__Exercise details__
Please return every line of the listing. Keep each one exact.

__Supplied records__

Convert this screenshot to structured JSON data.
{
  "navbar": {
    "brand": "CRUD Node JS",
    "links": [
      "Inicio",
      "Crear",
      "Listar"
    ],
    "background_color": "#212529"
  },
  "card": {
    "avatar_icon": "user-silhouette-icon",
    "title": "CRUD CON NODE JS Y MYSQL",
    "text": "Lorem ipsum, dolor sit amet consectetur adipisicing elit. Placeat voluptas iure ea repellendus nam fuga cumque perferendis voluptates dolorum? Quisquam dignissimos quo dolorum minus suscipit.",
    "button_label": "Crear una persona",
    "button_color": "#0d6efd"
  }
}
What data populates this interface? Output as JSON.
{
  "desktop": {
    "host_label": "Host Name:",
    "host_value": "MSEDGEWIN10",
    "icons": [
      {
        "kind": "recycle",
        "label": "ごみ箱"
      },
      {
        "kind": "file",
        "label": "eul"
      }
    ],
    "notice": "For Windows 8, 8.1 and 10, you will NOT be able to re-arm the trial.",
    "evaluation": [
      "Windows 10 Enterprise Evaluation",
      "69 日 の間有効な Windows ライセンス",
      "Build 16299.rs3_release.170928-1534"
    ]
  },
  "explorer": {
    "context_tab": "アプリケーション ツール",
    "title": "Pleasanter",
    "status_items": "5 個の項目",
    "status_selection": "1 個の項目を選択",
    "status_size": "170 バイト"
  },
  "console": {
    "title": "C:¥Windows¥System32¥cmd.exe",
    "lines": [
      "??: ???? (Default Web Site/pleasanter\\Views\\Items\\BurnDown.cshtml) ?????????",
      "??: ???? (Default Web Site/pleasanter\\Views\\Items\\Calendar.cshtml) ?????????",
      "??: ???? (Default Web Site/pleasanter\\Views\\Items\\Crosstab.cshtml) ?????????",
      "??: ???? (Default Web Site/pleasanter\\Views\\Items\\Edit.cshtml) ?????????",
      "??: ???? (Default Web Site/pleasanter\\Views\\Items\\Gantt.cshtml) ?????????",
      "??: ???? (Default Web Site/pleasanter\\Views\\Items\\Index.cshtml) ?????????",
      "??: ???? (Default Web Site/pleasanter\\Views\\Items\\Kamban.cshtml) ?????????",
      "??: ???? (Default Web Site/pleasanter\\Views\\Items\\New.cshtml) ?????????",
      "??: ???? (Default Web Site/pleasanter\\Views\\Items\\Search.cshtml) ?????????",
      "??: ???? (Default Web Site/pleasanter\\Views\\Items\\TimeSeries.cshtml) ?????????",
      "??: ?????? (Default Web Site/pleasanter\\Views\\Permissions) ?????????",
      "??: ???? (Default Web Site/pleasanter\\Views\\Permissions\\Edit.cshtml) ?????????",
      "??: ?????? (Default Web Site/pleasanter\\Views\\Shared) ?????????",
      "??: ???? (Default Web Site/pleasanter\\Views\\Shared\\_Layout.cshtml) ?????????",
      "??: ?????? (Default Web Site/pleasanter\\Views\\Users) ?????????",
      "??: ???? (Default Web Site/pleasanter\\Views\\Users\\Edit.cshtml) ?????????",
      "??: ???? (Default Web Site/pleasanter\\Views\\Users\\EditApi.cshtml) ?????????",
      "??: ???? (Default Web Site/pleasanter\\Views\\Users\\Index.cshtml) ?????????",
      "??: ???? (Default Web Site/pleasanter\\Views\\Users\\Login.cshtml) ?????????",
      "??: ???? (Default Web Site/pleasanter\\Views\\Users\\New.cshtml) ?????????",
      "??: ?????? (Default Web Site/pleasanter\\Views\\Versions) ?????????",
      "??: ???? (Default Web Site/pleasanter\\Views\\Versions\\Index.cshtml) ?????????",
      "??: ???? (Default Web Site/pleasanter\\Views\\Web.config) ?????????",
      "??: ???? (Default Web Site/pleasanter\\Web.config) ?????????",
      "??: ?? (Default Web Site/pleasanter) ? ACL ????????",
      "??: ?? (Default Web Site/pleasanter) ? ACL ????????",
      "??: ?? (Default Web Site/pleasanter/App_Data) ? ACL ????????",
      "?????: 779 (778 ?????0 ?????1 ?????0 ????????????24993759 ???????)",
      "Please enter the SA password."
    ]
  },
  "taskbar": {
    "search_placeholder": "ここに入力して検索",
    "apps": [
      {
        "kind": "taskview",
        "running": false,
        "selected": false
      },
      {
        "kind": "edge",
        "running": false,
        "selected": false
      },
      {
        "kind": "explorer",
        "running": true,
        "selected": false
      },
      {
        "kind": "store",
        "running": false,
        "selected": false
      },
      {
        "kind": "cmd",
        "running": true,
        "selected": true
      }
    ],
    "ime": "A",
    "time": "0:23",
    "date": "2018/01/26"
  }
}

__Worked solution__
Convert this screenshot to structured JSON data.
{
  "navbar": {
    "brand": "CRUD Node JS",
    "links": [
      "Inicio",
      "Crear",
      "Listar"
    ],
    "background_color": "#212529"
  },
  "card": {
    "avatar_icon": "user-silhouette-icon",
    "title": "CRUD CON NODE JS Y MYSQL",
    "text": "Lorem ipsum, dolor sit amet consectetur adipisicing elit. Placeat voluptas iure ea repellendus nam fuga cumque perferendis voluptates dolorum? Quisquam dignissimos quo dolorum minus suscipit.",
    "button_label": "Crear una persona",
    "button_color": "#0d6efd"
  }
}
What data populates this interface? Output as JSON.
{
  "desktop": {
    "host_label": "Host Name:",
    "host_value": "MSEDGEWIN10",
    "icons": [
      {
        "kind": "recycle",
        "label": "ごみ箱"
      },
      {
        "kind": "file",
        "label": "eul"
      }
    ],
    "notice": "For Windows 8, 8.1 and 10, you will NOT be able to re-arm the trial.",
    "evaluation": [
      "Windows 10 Enterprise Evaluation",
      "69 日 の間有効な Windows ライセンス",
      "Build 16299.rs3_release.170928-1534"
    ]
  },
  "explorer": {
    "context_tab": "アプリケーション ツール",
    "title": "Pleasanter",
    "status_items": "5 個の項目",
    "status_selection": "1 個の項目を選択",
    "status_size": "170 バイト"
  },
  "console": {
    "title": "C:¥Windows¥System32¥cmd.exe",
    "lines": [
      "??: ???? (Default Web Site/pleasanter\\Views\\Items\\BurnDown.cshtml) ?????????",
      "??: ???? (Default Web Site/pleasanter\\Views\\Items\\Calendar.cshtml) ?????????",
      "??: ???? (Default Web Site/pleasanter\\Views\\Items\\Crosstab.cshtml) ?????????",
      "??: ???? (Default Web Site/pleasanter\\Views\\Items\\Edit.cshtml) ?????????",
      "??: ???? (Default Web Site/pleasanter\\Views\\Items\\Gantt.cshtml) ?????????",
      "??: ???? (Default Web Site/pleasanter\\Views\\Items\\Index.cshtml) ?????????",
      "??: ???? (Default Web Site/pleasanter\\Views\\Items\\Kamban.cshtml) ?????????",
      "??: ???? (Default Web Site/pleasanter\\Views\\Items\\New.cshtml) ?????????",
      "??: ???? (Default Web Site/pleasanter\\Views\\Items\\Search.cshtml) ?????????",
      "??: ???? (Default Web Site/pleasanter\\Views\\Items\\TimeSeries.cshtml) ?????????",
      "??: ?????? (Default Web Site/pleasanter\\Views\\Permissions) ?????????",
      "??: ???? (Default Web Site/pleasanter\\Views\\Permissions\\Edit.cshtml) ?????????",
      "??: ?????? (Default Web Site/pleasanter\\Views\\Shared) ?????????",
      "??: ???? (Default Web Site/pleasanter\\Views\\Shared\\_Layout.cshtml) ?????????",
      "??: ?????? (Default Web Site/pleasanter\\Views\\Users) ?????????",
      "??: ???? (Default Web Site/pleasanter\\Views\\Users\\Edit.cshtml) ?????????",
      "??: ???? (Default Web Site/pleasanter\\Views\\Users\\EditApi.cshtml) ?????????",
      "??: ???? (Default Web Site/pleasanter\\Views\\Users\\Index.cshtml) ?????????",
      "??: ???? (Default Web Site/pleasanter\\Views\\Users\\Login.cshtml) ?????????",
      "??: ???? (Default Web Site/pleasanter\\Views\\Users\\New.cshtml) ?????????",
      "??: ?????? (Default Web Site/pleasanter\\Views\\Versions) ?????????",
      "??: ???? (Default Web Site/pleasanter\\Views\\Versions\\Index.cshtml) ?????????",
      "??: ???? (Default Web Site/pleasanter\\Views\\Web.config) ?????????",
      "??: ???? (Default Web Site/pleasanter\\Web.config) ?????????",
      "??: ?? (Default Web Site/pleasanter) ? ACL ????????",
      "??: ?? (Default Web Site/pleasanter) ? ACL ????????",
      "??: ?? (Default Web Site/pleasanter/App_Data) ? ACL ????????",
      "?????: 779 (778 ?????0 ?????1 ?????0 ????????????24993759 ???????)",
      "Please enter the SA password."
    ]
  },
  "taskbar": {
    "search_placeholder": "ここに入力して検索",
    "apps": [
      {
        "kind": "taskview",
        "running": false,
        "selected": false
      },
      {
        "kind": "edge",
        "running": false,
        "selected": false
      },
      {
        "kind": "explorer",
        "running": true,
        "selected": false
      },
      {
        "kind": "store",
        "running": false,
        "selected": false
      },
      {
        "kind": "cmd",
        "running": true,
        "selected": true
      }
    ],
    "ime": "A",
    "time": "0:23",
    "date": "2018/01/26"
  }
}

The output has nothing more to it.